@btodcox I think maybe we’re twins, separated at birth some how. LOL We share almost this exact experience. I go the EastBaySource kit, built my frame, calibrated, was happy. Router base caused all kinds of issues, and I was literally nervous for it’s longevity. So I upgraded to the MetalMaslow sled as you did. Had issues, but got them mostly solved and it’s working like a dream. Thank you for your detailed photos and walkthrough! I may try the 2x4 trick myself. And much like you, I’ve been eyeballing the Meticulous Z as well. I think where we differ in that aspect however, is I’ve actually built mine, just needed to print the lead screw nut clamp and possibly the router clamps. It’s a 99% working sled at this point, just need to finish the small details. My reasoning behind STILL wanting the Meticulous Z, is I like the adjustability of the ring much better than adding spacers to the linkage. If that makes sense.
MetalMaslow said ‘use the washers to raise it up’ but after 8 washers underneath each post, I decided to go to the hardware store and get some steel hollow spacers in the height that I needed, and that has solved 95% of my COG issues. I still see it tilting everyonce in a while on the top corners and top center when It’s plunging after a tab.
- Changed the slope of the default frame. I started with the @MakerMadeCNC jumpstart bundle and built my frame to their nicely detailed instructions. The known problems with the standard Z-Axis arrangement led me to the @Metalmaslow sled purchase. Somewhere on the Metalmaslow website or in the monstrous Metal Maslow thread I remember reading reducing the slope of the frame to 10 degrees.
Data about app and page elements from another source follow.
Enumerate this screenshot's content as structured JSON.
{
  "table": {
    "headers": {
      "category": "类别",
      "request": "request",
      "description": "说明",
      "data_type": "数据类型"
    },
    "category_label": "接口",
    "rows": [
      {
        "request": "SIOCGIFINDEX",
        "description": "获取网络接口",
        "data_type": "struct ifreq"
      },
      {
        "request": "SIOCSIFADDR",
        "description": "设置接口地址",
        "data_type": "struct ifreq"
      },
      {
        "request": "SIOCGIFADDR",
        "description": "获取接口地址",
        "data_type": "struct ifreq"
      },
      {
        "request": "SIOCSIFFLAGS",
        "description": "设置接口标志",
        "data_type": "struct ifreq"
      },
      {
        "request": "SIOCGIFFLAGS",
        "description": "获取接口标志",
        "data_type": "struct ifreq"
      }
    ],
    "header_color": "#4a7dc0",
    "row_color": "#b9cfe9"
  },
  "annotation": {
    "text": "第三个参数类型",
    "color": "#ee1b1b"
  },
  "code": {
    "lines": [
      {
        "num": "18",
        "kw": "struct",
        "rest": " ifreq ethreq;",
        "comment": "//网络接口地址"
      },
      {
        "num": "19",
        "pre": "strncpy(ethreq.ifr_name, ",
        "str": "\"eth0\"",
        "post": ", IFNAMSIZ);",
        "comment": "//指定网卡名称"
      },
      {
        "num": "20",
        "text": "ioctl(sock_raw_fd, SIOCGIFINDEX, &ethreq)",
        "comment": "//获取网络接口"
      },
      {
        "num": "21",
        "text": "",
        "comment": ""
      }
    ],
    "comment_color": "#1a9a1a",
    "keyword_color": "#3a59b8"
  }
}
Rather than rebuild my frame from scratch, I removed the spoil board, added a 2x4 along the frame where top of the spoil board used to be, then reattached the spoil board. As a side note, this mod decreases the distance between the chains and the spoil board. Here’s a pic of the frame mod:
it’s probably better to adjust with the legs (cutting the front, extending the
rear) rather than tilting the spoilboard like this. The sprockets are still
mounted at the old angle on the top beam, so you are introducing a 5 degree
error between the angle of the chain and the angle of the sprocket, that’s at or
above the design limits for the sprocket and chain.
good to know that 10 degrees works better than the stock 15 degrees
- Somewhere in the readings mentioned in 1), I found a note that said raise the Ridgid router as high as possible in the clamp and I originally had the router engaged as far as possible in the clamp. Raising the router in the clamp causes the COG to be a bit lower when the bit is engaged in the material. I do still see the sled tip back when the router is raised to its safe traversal distance. Pic showing about 1/4" of router protruding below clamp:
low CG can work, high CG can work, what matters is that the chain mounts
(linkage) match the CG and that the chains are parallel to the workpiece)
P.S. please chaing the subject or make a new thread when you change topics, I
had stopped reading this topic and almost missed this.
Had a thought for the tape measure alignment tool @buhlig and @wcs39204 are kicking around. First, sounds like a great tool and would be very handy. There is another 3D printed tool I have seen where you imbed a spirit level piece and use it to set the sprocket at 12 o’clock. Sounds like you could combine the two to make it twice as functional. Either add the spirit level, or make a long side that you could hold a small spirit level against.
actually, what works really well is a very small magnet in the base that lets
you attach a level to one link.
I posted links to some that I got cheap on Amazon that work well.
see the topic ‘in search of accurate measurements’ and the vernier tape measure ends I posted there